QROPS can include ethical fair trade investments

Ethical investors are not only thinking about the return on their money but the financial impact of how their investments are managed as well.

Transferring a fund from a UK pension in to a QROPS is an ideal time for many investors to consider the consequences for others from their investments.

Next week is National Ethical Investment Week (November 7 – 13) in the UK, and a number of financial organisations are taking the opportunity to promote what they see as a different way of doing good.

Likewise, many QROPS investors could look at less mainstream investments that are still financially viable as savings with the added benefit of fair trade for those who are less well off.

Nick Scarrett, head of investment and pensions at the Fair Investment Company explains why making green and ethical financial choices is just as important as drinking Fairtrade coffee.

“While many of us would go out of our way to avoid unethical products, ethics are often not considered when it comes to finances, but the same principles should apply.
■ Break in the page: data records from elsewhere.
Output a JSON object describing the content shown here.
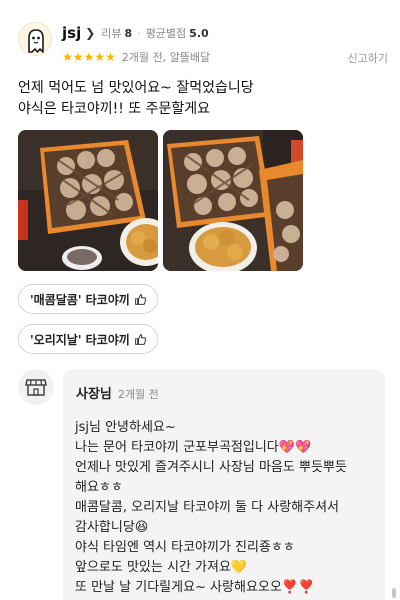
{
  "review": {
    "nickname": "jsj",
    "review_count_label": "리뷰",
    "review_count": "8",
    "avg_rating_label": "평균별점",
    "avg_rating": "5.0",
    "stars": "★★★★★",
    "rating": 5,
    "time_ago": "2개월 전, 알뜰배달",
    "report_label": "신고하기",
    "text_lines": [
      "언제 먹어도 넘 맛있어요~ 잘먹었습니당",
      "야식은 타코야끼!! 또 주문할게요"
    ],
    "menu_tags": [
      "'매콤달콤' 타코야끼",
      "'오리지날' 타코야끼"
    ]
  },
  "owner_reply": {
    "name": "사장님",
    "time_ago": "2개월 전",
    "lines": [
      "jsj님 안녕하세요~",
      "나는 문어 타코야끼 군포부곡점입니다💖💖",
      "언제나 맛있게 즐겨주시니 사장님 마음도 뿌듯뿌듯",
      "해요ㅎㅎ",
      "매콤달콤, 오리지날 타코야끼 둘 다 사랑해주셔서",
      "감사합니당😆",
      "야식 타임엔 역시 타코야끼가 진리죵ㅎㅎ",
      "앞으로도 맛있는 시간 가져요💛",
      "또 만날 날 기다릴게요~ 사랑해요오오❣️❣️"
    ]
  },
  "colors": {
    "star": "#ffb400",
    "owner_bg": "#f4f4f5",
    "accent": "#f07a2b"
  },
  "icons": {
    "avatar": "ghost-avatar-icon",
    "chevron": "chevron-right-icon",
    "thumb": "thumbs-up-icon",
    "store": "store-icon"
  }
}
If you care where the coffee you drink comes from, then you should care how your money is being invested,” he said.

Although Mr Scarrett is talking about UK finacial products, the same applies to QROPS.

All offshore pension schemes have a much broader range of investment options than their onshore equivalents.

Following the credit crisis, many investors have a more acute financial responsibility and would gladly see a proportion of their money invested in a way that was advantageous to the less well-off in the world.

UK ethical finance figures reflect this. Between 1999 and 2009, ethical finance has enjoyed 373% hike from £5.1 billion to £19.2 billion.  This total includes:  

  • A 423% lift in ethical banking from £2.1billion to £9 billion,
  • Ethical investments up by 332% from £2.9 billion to £9.5 billion
  • A 438% rise from £150m to £657 million in money held in credit unions and ethical shares.

The figures show that ethics are not at odds with finance and that many investors want to use their money for the power of good.